Your goal:
In full and without changes, output the data.

Start of Raw data

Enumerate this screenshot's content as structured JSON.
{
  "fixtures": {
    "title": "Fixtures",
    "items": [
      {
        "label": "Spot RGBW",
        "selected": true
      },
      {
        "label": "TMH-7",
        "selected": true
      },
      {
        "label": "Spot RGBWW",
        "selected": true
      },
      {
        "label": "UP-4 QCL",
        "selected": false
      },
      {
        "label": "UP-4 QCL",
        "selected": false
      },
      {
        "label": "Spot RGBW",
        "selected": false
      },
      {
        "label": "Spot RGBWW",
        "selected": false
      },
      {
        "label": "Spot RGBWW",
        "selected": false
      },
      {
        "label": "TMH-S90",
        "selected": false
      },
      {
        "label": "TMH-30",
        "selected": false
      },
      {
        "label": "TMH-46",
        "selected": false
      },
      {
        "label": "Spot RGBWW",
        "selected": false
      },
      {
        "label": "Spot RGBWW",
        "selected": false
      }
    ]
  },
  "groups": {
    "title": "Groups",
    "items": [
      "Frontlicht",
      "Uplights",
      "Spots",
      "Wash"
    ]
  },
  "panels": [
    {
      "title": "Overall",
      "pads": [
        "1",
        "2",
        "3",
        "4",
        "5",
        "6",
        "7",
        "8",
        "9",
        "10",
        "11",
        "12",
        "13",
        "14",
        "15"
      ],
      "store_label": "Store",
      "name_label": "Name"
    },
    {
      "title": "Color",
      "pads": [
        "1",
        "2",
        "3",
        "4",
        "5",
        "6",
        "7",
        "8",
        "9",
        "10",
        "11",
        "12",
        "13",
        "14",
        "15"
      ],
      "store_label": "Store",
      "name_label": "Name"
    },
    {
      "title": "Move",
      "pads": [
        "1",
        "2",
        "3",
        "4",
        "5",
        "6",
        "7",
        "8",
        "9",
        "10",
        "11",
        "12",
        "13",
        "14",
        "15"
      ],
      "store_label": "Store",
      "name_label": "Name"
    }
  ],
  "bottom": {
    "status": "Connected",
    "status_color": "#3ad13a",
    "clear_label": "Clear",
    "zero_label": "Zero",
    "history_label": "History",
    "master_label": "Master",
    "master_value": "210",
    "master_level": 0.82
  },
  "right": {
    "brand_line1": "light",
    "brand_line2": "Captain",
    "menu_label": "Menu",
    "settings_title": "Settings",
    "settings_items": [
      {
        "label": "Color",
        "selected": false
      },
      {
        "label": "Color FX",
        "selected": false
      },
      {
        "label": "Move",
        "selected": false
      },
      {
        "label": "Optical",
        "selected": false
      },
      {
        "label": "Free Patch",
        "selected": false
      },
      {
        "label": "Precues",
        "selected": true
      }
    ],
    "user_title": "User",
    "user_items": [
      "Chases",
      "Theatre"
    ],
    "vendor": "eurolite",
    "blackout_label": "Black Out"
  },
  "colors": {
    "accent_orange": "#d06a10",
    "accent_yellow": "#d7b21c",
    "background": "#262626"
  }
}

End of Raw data

Answer below:
Enumerate this screenshot's content as structured JSON.
{
  "fixtures": {
    "title": "Fixtures",
    "items": [
      {
        "label": "Spot RGBW",
        "selected": true
      },
      {
        "label": "TMH-7",
        "selected": true
      },
      {
        "label": "Spot RGBWW",
        "selected": true
      },
      {
        "label": "UP-4 QCL",
        "selected": false
      },
      {
        "label": "UP-4 QCL",
        "selected": false
      },
      {
        "label": "Spot RGBW",
        "selected": false
      },
      {
        "label": "Spot RGBWW",
        "selected": false
      },
      {
        "label": "Spot RGBWW",
        "selected": false
      },
      {
        "label": "TMH-S90",
        "selected": false
      },
      {
        "label": "TMH-30",
        "selected": false
      },
      {
        "label": "TMH-46",
        "selected": false
      },
      {
        "label": "Spot RGBWW",
        "selected": false
      },
      {
        "label": "Spot RGBWW",
        "selected": false
      }
    ]
  },
  "groups": {
    "title": "Groups",
    "items": [
      "Frontlicht",
      "Uplights",
      "Spots",
      "Wash"
    ]
  },
  "panels": [
    {
      "title": "Overall",
      "pads": [
        "1",
        "2",
        "3",
        "4",
        "5",
        "6",
        "7",
        "8",
        "9",
        "10",
        "11",
        "12",
        "13",
        "14",
        "15"
      ],
      "store_label": "Store",
      "name_label": "Name"
    },
    {
      "title": "Color",
      "pads": [
        "1",
        "2",
        "3",
        "4",
        "5",
        "6",
        "7",
        "8",
        "9",
        "10",
        "11",
        "12",
        "13",
        "14",
        "15"
      ],
      "store_label": "Store",
      "name_label": "Name"
    },
    {
      "title": "Move",
      "pads": [
        "1",
        "2",
        "3",
        "4",
        "5",
        "6",
        "7",
        "8",
        "9",
        "10",
        "11",
        "12",
        "13",
        "14",
        "15"
      ],
      "store_label": "Store",
      "name_label": "Name"
    }
  ],
  "bottom": {
    "status": "Connected",
    "status_color": "#3ad13a",
    "clear_label": "Clear",
    "zero_label": "Zero",
    "history_label": "History",
    "master_label": "Master",
    "master_value": "210",
    "master_level": 0.82
  },
  "right": {
    "brand_line1": "light",
    "brand_line2": "Captain",
    "menu_label": "Menu",
    "settings_title": "Settings",
    "settings_items": [
      {
        "label": "Color",
        "selected": false
      },
      {
        "label": "Color FX",
        "selected": false
      },
      {
        "label": "Move",
        "selected": false
      },
      {
        "label": "Optical",
        "selected": false
      },
      {
        "label": "Free Patch",
        "selected": false
      },
      {
        "label": "Precues",
        "selected": true
      }
    ],
    "user_title": "User",
    "user_items": [
      "Chases",
      "Theatre"
    ],
    "vendor": "eurolite",
    "blackout_label": "Black Out"
  },
  "colors": {
    "accent_orange": "#d06a10",
    "accent_yellow": "#d7b21c",
    "background": "#262626"
  }
}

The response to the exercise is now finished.